There’s no reason to try and list my top 10 reasons; I think the above mentioned article speaks for itself. However, I say Google is king of search because of a few key reasons. First off, Google was founded as a search engine company and has always kept the focus on speed and finding the most relevant, pertinent information regarding the user’s search term. Secondly, Google really optimizes the user Web experience through additional tools such Google Docs, Google Calendar, Gmail and much, much more. Finally, Google has done an outstanding job of integrating its search function into mobile platforms.
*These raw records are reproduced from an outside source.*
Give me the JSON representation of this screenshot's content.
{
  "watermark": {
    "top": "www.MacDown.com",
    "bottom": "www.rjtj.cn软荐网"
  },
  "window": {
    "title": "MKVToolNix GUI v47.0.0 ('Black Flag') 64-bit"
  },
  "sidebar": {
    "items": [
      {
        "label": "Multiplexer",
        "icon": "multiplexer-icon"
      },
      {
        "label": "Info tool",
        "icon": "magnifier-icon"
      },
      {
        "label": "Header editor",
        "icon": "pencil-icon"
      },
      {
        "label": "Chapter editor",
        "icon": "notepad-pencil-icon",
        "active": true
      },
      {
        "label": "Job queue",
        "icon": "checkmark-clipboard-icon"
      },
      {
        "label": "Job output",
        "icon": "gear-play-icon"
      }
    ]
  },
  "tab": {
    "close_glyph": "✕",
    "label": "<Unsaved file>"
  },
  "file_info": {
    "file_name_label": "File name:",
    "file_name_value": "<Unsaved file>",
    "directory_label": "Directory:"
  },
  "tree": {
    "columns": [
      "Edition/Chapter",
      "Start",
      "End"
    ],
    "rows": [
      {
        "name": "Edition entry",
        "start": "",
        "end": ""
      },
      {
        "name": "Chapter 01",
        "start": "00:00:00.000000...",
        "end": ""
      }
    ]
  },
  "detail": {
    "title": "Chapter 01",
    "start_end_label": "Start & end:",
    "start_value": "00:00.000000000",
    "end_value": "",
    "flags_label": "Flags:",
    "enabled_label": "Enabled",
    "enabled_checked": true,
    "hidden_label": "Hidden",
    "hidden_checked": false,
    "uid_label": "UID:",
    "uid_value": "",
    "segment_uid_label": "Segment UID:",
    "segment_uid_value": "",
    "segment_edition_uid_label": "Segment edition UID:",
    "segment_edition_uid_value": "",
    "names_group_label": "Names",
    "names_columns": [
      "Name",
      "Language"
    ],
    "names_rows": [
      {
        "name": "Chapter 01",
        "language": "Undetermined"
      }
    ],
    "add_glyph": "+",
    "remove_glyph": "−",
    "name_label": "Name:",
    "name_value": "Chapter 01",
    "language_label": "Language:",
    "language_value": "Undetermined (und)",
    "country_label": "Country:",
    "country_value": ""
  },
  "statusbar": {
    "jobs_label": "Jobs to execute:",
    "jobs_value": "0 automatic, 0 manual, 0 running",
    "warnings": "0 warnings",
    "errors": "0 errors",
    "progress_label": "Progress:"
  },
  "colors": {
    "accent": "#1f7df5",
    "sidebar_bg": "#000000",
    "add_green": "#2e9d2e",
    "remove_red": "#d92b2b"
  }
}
Google Goggles, voice search and the entire iPhone app is a great addition to the mobile experience.
I think I’ll finish there before I get into a rant on why I think even Yahoo! is better than Bing. Somehow Bing has managed to overtake Yahoo! as the world’s number two search engine, so I guess I’ll congratulate them on that.
Watching the hilarious video above reminds me of a lot of things. For one, it makes me think of some of the more embarrassing moments in my life and, believe me, I’ve had my share, but it also reminds me to always think of the unexpected. This being a (mostly) PR and social media blog, I could get into crisis management and how to deal with social media disasters, but since it’s Christmas Day, I think I’ll just wish everyone warm regards this holiday season and cheers to a happy new year.
In my last post, I discussed how social media has changed the way people are finding jobs, the criteria employers now follow and how many in the PR field are branding themselves and networking via social media sites. The videos mentioned noted some astonishing statistics, making it impossible to ignore the social media wave or pass it off as a fad. In this post, I want to talk about something important in every industry: Good writing skills.
Some might not view text messaging (or SMS) as a form of social media, but it is one communication tool that has fundamentally changed the way people communicate. Though abbreviations such as OMG and LMAO (along with a long list of other text messaging shorthand) may be cute and a much quicker way to get a point across, they really have no place in communicating a company message or in any attempt at branding yourself in an online world. If you’re like me and you mostly maintain a Twitter account and a blog to show potential employers what you are all about and some of the skills you have, you should basically never use shorthand.
It can be a challenge to fit a quick pitch and a link to the full article in 140 characters or less for Twitter, but our society’s attention span has grown increasingly short and relies on bite sized pieces of information to give them the knowledge they need. Maybe the first lesson I learned as a student of mass communications was to be concise in my writing. Give the important information up front and all the minor details in the body and towards the bottom (inverted pyramid style of writing).
That’s enough about Twitter. The point I really want to make is that good writing is important. I feel that I am a decent writer, but that’s because I work on it nearly everyday and have been since I started college. However, I can always work on clarity, creativity and brevity, among other areas. With that, please let me know if I have any typos or if you see areas I can work on to improve my writing style … I am open to all suggestions.
So this is my public service announcement to anyone who has a blog or posts short messages to Twitter, Facebook or any other social network that broadcasts to basically the entire world: Be a good writer.